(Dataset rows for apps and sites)
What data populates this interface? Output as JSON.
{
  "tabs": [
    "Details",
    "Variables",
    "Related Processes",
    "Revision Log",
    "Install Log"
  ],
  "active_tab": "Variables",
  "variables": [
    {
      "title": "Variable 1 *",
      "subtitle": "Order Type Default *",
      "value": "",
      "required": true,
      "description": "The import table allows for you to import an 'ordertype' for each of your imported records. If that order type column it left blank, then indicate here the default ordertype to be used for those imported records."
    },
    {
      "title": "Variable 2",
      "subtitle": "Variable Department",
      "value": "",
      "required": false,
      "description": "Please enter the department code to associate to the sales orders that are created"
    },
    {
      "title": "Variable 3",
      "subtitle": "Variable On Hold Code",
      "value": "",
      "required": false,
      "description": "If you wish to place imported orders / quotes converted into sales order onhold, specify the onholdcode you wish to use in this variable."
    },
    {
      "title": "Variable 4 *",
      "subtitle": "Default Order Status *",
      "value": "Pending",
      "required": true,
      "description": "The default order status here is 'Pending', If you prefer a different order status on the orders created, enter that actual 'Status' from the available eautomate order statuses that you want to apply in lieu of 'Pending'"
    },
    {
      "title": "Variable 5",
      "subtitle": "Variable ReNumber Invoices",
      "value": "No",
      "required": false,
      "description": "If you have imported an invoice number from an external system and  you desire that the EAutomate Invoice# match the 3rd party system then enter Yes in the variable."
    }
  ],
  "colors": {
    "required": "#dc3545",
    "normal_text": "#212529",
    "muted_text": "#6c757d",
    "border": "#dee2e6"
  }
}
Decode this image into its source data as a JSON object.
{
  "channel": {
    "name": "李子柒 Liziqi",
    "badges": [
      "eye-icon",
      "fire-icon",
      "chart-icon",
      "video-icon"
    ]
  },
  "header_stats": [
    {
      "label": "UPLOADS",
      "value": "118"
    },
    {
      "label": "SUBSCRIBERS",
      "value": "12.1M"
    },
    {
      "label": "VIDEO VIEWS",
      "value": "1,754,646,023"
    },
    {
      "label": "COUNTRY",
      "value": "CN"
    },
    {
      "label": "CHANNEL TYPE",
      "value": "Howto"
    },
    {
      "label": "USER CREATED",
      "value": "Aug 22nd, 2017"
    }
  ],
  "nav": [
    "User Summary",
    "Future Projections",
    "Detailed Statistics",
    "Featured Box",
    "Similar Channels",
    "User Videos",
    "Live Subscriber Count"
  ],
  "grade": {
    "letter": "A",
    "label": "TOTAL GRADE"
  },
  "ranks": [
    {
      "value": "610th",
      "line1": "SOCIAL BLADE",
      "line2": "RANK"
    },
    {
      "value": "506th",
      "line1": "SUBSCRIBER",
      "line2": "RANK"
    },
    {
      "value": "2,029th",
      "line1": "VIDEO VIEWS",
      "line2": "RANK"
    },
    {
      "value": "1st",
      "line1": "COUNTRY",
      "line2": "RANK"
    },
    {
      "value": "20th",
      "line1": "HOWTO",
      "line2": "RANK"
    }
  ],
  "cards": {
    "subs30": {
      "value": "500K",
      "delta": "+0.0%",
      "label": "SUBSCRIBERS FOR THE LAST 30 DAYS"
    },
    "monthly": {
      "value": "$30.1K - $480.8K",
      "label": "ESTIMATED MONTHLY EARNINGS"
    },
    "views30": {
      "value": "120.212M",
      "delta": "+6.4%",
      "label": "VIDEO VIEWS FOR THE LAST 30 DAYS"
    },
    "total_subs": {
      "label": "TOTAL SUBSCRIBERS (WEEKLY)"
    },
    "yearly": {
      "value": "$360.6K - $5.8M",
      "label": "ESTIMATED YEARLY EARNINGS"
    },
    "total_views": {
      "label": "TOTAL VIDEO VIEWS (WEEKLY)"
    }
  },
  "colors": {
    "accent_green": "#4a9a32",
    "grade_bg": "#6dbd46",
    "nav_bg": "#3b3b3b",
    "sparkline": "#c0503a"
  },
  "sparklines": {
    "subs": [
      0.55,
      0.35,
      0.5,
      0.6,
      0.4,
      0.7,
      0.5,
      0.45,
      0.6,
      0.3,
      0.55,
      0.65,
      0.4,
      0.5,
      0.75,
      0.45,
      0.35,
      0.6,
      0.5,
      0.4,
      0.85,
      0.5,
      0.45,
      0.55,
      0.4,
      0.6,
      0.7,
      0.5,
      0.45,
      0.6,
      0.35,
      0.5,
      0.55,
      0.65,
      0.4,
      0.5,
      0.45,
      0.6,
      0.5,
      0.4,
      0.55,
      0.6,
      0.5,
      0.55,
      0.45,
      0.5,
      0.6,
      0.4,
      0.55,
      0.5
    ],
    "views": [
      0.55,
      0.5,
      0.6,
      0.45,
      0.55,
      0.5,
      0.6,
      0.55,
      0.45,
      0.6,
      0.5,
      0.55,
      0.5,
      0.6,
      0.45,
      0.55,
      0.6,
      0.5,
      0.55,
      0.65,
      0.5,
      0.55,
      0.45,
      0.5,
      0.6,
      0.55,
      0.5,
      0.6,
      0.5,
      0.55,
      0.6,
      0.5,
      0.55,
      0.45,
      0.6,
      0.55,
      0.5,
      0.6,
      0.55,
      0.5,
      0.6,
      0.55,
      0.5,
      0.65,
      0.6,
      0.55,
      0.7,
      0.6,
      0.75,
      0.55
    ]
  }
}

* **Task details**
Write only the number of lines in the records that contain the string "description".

* **Written solution**
5